  45. 45. • Due to the history of Early Repolarization being a young/healthy person finding be careful in diagnosing this on a EKG of anyone over the age of 50.
  46. 46. Paced Rhythms • Due to the damage to the heart a patient may have a pacemaker implanted to effect the electrical impulse to cause contraction of either the Atrium or the Ventricles • Depending on the placement location of the pacemaker electrode on he heart the strip tracing may have a normal QRS width with a P wave, or no P wave and a wide QRS complex. • With a paced rhythms the pacemaker sets off an electrical impulse to cause contraction. This impulse may be seen prior to the P wave or QRS complex with a “pacer spike”. This spike will be of low voltage and short duration at the start of the P wave or QRS complex.
  47. 47. Hyperkalemia • Hyperkalemia is a abnormally high level of potassium in the blood. • This condition my be caused by acute or chronic renal failure, burns, crushing injuries and severe infections or other conditions in which large amounts of potassium are released.
  48. 48. • P wave widens and flattens • PR segment lengthens • P waves eventually disappear • Prolonged QRS interval with bizarre QRS morphology • High-grade AV block with slow junctional and ventricular escape rhythms • Any kind of conduction block (bundle branch blocks, fascicular blocks) • Sinus bradycardia or slow AF
  49. 49. Early onset of Hyperkalemia
  50. 50. Severe Onset of Hyperkalemia!!
  51. 51. Treatment for AMI in Pre -Hospital setting
  52. 52. Aspirin Aspirin decrease inflammation, Dilates peripheral vessels and decreases platelet aggregation , The use of aspirin , is strongly recommended for all patients with acute coronary syndrome
  53. 53. Nitroglycerin Is a vasodilation agent that has beneficial hemodynamic effects Dilation arterioles and veins in the periphery ( reducing preload) Dilation of the coronary arteries (reducing the work load )
  54. 54. Oxygen Oxygen is odorless tasteless, colorless gas that is present in room air at a concentration of approximately 21% Oxygen is an important emergency drug used to reverse hypoxemia in doing so it helps oxidize glucose to produce adenosine triphosphate ( aerobic metabolism) Oxygen may help reduce the size of infarcted tissue during an acute myocardial infarction
  55. 55. Morphine • Natural opium alkaloid that has a primary effect of analgesia • Secondary pharmacological effects include depressed responsive of alpha- adrenergic receptors ( producing peripheral vasodilation ) • Morphine decreases preload and after load it may decrease myocardial oxygen demand .

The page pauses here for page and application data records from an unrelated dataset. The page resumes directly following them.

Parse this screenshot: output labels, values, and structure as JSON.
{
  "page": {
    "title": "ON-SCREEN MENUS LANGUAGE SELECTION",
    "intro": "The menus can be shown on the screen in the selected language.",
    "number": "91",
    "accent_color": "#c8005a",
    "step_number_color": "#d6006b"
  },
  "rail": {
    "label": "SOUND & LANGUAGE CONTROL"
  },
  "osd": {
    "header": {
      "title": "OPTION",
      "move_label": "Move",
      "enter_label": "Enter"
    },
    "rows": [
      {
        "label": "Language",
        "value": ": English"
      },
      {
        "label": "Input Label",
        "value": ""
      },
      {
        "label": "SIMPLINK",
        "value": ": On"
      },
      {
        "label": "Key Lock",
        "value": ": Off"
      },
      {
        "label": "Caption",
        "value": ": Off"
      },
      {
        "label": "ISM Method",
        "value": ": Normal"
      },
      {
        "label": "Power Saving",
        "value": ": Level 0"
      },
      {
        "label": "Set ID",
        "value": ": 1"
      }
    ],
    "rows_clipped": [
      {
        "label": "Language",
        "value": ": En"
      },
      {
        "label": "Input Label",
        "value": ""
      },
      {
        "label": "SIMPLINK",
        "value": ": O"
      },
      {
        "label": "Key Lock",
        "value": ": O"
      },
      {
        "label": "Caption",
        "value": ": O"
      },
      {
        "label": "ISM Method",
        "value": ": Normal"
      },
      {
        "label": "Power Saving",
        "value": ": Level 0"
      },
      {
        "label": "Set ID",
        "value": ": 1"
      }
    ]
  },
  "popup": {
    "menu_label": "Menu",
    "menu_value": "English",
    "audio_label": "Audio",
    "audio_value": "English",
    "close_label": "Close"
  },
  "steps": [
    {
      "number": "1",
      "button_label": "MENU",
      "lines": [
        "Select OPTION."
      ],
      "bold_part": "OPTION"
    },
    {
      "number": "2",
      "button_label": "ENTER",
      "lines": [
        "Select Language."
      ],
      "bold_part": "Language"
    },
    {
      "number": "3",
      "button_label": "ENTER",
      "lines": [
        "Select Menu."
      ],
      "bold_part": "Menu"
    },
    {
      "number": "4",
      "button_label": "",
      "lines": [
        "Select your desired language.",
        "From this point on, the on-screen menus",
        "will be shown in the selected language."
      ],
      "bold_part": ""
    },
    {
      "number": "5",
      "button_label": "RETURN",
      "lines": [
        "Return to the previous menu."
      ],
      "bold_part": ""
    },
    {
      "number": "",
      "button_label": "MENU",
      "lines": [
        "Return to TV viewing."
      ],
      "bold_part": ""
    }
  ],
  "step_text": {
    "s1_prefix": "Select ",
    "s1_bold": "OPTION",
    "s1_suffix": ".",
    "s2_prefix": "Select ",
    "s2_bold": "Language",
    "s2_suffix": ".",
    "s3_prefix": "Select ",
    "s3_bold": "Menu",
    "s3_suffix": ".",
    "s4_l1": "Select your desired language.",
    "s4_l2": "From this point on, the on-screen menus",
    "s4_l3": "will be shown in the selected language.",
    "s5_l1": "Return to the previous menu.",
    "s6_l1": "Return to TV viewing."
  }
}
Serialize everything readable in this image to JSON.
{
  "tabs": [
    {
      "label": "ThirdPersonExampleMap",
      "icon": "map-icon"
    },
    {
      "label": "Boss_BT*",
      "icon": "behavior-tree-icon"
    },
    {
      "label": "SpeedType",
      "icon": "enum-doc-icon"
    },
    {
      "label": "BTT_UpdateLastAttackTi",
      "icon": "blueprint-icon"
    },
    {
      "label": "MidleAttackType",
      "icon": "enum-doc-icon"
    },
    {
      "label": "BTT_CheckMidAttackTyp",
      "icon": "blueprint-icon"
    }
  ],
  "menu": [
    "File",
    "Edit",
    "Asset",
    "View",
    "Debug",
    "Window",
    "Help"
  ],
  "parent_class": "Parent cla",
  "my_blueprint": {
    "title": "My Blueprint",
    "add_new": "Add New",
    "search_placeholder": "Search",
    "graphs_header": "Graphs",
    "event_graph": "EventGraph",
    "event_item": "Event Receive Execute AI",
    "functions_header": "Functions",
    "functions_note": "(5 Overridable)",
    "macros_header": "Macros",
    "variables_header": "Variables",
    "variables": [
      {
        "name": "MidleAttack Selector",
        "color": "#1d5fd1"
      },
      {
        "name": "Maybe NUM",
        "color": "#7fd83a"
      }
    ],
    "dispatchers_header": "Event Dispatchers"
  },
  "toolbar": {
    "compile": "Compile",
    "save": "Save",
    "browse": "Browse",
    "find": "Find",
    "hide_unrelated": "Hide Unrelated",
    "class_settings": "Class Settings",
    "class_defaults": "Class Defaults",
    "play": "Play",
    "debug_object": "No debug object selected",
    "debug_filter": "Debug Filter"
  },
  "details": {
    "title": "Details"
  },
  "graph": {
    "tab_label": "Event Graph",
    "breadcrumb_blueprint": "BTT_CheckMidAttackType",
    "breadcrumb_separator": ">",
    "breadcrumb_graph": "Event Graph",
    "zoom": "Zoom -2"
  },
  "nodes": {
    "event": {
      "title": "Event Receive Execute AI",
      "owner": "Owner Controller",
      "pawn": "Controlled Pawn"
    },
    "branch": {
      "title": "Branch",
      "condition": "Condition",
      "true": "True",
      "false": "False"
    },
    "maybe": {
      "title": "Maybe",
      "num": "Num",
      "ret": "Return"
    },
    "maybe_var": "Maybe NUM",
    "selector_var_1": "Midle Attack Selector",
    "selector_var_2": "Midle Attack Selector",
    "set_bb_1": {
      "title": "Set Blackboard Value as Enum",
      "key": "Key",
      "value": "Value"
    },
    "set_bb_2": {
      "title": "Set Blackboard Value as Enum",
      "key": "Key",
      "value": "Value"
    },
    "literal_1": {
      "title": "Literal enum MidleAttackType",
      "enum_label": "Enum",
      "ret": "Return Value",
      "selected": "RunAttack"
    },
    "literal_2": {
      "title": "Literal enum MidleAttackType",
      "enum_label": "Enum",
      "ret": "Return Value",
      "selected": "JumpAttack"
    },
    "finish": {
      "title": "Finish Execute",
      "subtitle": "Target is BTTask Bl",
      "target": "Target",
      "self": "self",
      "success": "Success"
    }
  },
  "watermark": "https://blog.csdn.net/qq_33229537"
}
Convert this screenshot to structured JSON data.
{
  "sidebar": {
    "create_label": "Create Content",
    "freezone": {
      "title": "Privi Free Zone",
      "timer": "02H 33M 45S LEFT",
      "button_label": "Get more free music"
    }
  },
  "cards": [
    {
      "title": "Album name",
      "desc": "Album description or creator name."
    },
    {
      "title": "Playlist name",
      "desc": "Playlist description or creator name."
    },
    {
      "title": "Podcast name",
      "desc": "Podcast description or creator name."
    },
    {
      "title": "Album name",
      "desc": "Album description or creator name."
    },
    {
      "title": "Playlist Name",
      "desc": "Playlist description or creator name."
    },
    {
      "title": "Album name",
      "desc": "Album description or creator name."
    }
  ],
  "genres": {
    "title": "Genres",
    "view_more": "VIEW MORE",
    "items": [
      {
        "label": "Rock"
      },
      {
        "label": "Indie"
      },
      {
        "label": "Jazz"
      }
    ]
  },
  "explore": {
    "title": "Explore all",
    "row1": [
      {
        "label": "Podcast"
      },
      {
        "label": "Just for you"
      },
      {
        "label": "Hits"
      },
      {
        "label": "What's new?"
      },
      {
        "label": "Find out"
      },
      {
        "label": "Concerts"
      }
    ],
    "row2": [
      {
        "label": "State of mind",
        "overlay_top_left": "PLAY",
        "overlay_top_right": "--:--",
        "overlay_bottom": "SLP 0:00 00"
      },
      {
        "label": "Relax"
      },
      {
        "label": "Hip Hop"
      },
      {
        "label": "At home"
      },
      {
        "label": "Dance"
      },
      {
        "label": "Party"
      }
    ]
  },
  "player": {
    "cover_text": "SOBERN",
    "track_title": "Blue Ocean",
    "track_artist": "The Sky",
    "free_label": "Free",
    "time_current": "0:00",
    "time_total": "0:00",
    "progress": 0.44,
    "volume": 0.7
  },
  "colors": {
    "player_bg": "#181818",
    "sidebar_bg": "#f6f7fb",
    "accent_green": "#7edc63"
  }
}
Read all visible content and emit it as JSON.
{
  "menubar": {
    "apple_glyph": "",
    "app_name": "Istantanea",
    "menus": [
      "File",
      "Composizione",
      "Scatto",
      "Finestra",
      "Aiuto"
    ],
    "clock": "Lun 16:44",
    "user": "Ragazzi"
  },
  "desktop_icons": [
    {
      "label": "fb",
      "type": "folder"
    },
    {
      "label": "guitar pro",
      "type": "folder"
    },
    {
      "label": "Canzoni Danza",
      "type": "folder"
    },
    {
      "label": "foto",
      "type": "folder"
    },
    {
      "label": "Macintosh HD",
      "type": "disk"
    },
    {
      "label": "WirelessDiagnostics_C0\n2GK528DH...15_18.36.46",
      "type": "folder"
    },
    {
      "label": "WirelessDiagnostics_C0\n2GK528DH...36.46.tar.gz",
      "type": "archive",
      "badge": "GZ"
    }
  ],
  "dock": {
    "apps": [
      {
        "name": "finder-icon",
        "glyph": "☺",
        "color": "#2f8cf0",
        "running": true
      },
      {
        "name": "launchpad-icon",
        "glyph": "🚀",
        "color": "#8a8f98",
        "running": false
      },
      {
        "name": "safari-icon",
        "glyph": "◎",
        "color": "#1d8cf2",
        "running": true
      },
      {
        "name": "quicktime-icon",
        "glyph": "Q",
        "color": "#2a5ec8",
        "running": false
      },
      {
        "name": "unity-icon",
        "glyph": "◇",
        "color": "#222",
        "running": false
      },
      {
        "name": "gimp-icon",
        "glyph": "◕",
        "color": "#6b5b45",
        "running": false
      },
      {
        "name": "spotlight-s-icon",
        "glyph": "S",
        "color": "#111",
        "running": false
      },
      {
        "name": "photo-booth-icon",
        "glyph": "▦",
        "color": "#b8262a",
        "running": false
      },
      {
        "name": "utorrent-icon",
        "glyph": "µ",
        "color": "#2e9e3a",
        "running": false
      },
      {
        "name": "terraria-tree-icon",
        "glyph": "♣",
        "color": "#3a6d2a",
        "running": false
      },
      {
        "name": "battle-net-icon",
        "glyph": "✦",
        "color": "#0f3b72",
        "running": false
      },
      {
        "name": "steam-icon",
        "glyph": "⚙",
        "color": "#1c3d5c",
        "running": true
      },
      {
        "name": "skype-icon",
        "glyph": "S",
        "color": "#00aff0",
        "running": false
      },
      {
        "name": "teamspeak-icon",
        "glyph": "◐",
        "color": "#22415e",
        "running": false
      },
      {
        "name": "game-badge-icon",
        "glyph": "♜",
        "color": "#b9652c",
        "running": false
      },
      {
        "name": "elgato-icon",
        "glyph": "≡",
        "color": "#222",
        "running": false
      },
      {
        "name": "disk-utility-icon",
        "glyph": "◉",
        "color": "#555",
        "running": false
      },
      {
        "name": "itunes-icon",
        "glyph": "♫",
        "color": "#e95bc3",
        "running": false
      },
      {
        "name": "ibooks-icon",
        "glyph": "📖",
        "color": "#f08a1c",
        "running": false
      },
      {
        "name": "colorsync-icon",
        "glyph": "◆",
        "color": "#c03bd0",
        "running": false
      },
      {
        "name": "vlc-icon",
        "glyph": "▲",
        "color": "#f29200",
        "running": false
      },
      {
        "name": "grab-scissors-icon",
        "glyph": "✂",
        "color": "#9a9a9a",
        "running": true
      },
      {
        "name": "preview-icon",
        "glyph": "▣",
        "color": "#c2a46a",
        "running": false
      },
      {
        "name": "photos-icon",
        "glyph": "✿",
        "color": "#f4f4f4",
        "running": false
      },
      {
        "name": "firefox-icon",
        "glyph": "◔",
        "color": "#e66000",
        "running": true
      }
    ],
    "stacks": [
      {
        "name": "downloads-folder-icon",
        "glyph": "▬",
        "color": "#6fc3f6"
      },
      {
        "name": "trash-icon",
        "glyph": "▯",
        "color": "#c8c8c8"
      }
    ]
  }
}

  56. 56. Dilaudid • Analgesic opiate agonist • Onset IN/IM within 15 min • Duration 4-5 hrs • Moderate to severe pain • Analgesia
  57. 57. Conclusion • STEMI recognition is one of the most important things we do as Medics • Remember the five rules for interpreting a 12 lead: – Rate – Regular or Irregular – Wide or Narrow QRS – P-wave with every QRS – Elevation or No Elevation
  58. 58. • Remember your Imposters and how to detect them – Bundle Branch Blocks – LVH – Paced Rhythm – Benign Early Repolarization – Hyperkalemia • Remember the treatment for a AMI – Morphine – ASA – Oxygen – Nitro